### [DESCRIPTION OF THE TASK]
Every line of the data below is to be retyped exactly.

╭──

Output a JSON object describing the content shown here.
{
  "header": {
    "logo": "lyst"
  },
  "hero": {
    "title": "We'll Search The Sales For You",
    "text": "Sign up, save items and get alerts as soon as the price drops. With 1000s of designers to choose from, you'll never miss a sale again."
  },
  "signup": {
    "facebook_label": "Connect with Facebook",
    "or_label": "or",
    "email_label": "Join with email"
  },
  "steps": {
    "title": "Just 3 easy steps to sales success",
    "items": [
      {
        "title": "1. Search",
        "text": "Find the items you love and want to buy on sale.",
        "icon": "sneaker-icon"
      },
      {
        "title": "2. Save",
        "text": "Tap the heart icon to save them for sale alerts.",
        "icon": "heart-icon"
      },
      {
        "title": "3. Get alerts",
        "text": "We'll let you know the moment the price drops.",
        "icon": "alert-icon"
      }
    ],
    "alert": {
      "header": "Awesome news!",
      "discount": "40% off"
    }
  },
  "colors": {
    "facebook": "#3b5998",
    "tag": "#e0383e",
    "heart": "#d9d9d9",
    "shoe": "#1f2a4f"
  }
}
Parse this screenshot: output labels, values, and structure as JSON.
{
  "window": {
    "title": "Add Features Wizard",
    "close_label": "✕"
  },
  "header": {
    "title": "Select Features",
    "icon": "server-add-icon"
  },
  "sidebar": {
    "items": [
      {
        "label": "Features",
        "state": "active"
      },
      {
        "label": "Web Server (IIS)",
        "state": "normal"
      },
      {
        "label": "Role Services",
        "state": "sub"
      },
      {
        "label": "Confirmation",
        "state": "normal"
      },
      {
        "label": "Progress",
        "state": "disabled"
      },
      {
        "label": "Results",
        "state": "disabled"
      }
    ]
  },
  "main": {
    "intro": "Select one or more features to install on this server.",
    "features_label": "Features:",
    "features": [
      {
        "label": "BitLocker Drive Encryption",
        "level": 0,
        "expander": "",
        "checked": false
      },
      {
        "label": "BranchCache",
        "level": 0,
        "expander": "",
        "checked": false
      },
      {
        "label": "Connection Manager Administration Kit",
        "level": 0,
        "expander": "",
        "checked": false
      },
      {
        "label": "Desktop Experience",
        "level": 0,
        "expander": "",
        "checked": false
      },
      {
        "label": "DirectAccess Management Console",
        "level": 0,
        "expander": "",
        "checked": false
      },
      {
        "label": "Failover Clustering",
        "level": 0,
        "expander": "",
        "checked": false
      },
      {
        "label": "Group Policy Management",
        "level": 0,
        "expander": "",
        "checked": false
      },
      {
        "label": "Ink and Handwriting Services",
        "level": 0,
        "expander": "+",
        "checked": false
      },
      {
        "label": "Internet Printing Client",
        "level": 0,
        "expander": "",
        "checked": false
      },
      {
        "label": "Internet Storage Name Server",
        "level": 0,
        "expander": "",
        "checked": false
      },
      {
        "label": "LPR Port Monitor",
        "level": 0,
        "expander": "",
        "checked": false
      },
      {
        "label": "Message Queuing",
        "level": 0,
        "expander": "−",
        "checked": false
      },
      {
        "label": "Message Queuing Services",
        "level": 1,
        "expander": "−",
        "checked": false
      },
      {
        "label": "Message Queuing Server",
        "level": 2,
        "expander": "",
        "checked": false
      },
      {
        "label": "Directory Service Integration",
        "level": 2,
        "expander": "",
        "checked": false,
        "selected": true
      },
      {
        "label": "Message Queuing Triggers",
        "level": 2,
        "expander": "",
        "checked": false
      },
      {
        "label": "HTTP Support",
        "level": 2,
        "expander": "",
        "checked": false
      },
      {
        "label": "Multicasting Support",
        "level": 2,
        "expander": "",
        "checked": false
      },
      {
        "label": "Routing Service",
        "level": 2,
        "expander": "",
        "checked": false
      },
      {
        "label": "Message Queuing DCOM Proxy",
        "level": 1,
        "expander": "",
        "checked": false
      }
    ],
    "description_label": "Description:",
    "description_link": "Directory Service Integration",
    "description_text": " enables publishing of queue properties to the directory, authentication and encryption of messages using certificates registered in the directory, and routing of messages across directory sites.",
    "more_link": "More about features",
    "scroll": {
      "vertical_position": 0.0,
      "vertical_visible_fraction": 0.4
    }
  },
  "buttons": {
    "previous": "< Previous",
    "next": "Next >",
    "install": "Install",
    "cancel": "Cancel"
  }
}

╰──

### [TASK ANSWER]
Output a JSON object describing the content shown here.
{
  "header": {
    "logo": "lyst"
  },
  "hero": {
    "title": "We'll Search The Sales For You",
    "text": "Sign up, save items and get alerts as soon as the price drops. With 1000s of designers to choose from, you'll never miss a sale again."
  },
  "signup": {
    "facebook_label": "Connect with Facebook",
    "or_label": "or",
    "email_label": "Join with email"
  },
  "steps": {
    "title": "Just 3 easy steps to sales success",
    "items": [
      {
        "title": "1. Search",
        "text": "Find the items you love and want to buy on sale.",
        "icon": "sneaker-icon"
      },
      {
        "title": "2. Save",
        "text": "Tap the heart icon to save them for sale alerts.",
        "icon": "heart-icon"
      },
      {
        "title": "3. Get alerts",
        "text": "We'll let you know the moment the price drops.",
        "icon": "alert-icon"
      }
    ],
    "alert": {
      "header": "Awesome news!",
      "discount": "40% off"
    }
  },
  "colors": {
    "facebook": "#3b5998",
    "tag": "#e0383e",
    "heart": "#d9d9d9",
    "shoe": "#1f2a4f"
  }
}
Parse this screenshot: output labels, values, and structure as JSON.
{
  "window": {
    "title": "Add Features Wizard",
    "close_label": "✕"
  },
  "header": {
    "title": "Select Features",
    "icon": "server-add-icon"
  },
  "sidebar": {
    "items": [
      {
        "label": "Features",
        "state": "active"
      },
      {
        "label": "Web Server (IIS)",
        "state": "normal"
      },
      {
        "label": "Role Services",
        "state": "sub"
      },
      {
        "label": "Confirmation",
        "state": "normal"
      },
      {
        "label": "Progress",
        "state": "disabled"
      },
      {
        "label": "Results",
        "state": "disabled"
      }
    ]
  },
  "main": {
    "intro": "Select one or more features to install on this server.",
    "features_label": "Features:",
    "features": [
      {
        "label": "BitLocker Drive Encryption",
        "level": 0,
        "expander": "",
        "checked": false
      },
      {
        "label": "BranchCache",
        "level": 0,
        "expander": "",
        "checked": false
      },
      {
        "label": "Connection Manager Administration Kit",
        "level": 0,
        "expander": "",
        "checked": false
      },
      {
        "label": "Desktop Experience",
        "level": 0,
        "expander": "",
        "checked": false
      },
      {
        "label": "DirectAccess Management Console",
        "level": 0,
        "expander": "",
        "checked": false
      },
      {
        "label": "Failover Clustering",
        "level": 0,
        "expander": "",
        "checked": false
      },
      {
        "label": "Group Policy Management",
        "level": 0,
        "expander": "",
        "checked": false
      },
      {
        "label": "Ink and Handwriting Services",
        "level": 0,
        "expander": "+",
        "checked": false
      },
      {
        "label": "Internet Printing Client",
        "level": 0,
        "expander": "",
        "checked": false
      },
      {
        "label": "Internet Storage Name Server",
        "level": 0,
        "expander": "",
        "checked": false
      },
      {
        "label": "LPR Port Monitor",
        "level": 0,
        "expander": "",
        "checked": false
      },
      {
        "label": "Message Queuing",
        "level": 0,
        "expander": "−",
        "checked": false
      },
      {
        "label": "Message Queuing Services",
        "level": 1,
        "expander": "−",
        "checked": false
      },
      {
        "label": "Message Queuing Server",
        "level": 2,
        "expander": "",
        "checked": false
      },
      {
        "label": "Directory Service Integration",
        "level": 2,
        "expander": "",
        "checked": false,
        "selected": true
      },
      {
        "label": "Message Queuing Triggers",
        "level": 2,
        "expander": "",
        "checked": false
      },
      {
        "label": "HTTP Support",
        "level": 2,
        "expander": "",
        "checked": false
      },
      {
        "label": "Multicasting Support",
        "level": 2,
        "expander": "",
        "checked": false
      },
      {
        "label": "Routing Service",
        "level": 2,
        "expander": "",
        "checked": false
      },
      {
        "label": "Message Queuing DCOM Proxy",
        "level": 1,
        "expander": "",
        "checked": false
      }
    ],
    "description_label": "Description:",
    "description_link": "Directory Service Integration",
    "description_text": " enables publishing of queue properties to the directory, authentication and encryption of messages using certificates registered in the directory, and routing of messages across directory sites.",
    "more_link": "More about features",
    "scroll": {
      "vertical_position": 0.0,
      "vertical_visible_fraction": 0.4
    }
  },
  "buttons": {
    "previous": "< Previous",
    "next": "Next >",
    "install": "Install",
    "cancel": "Cancel"
  }
}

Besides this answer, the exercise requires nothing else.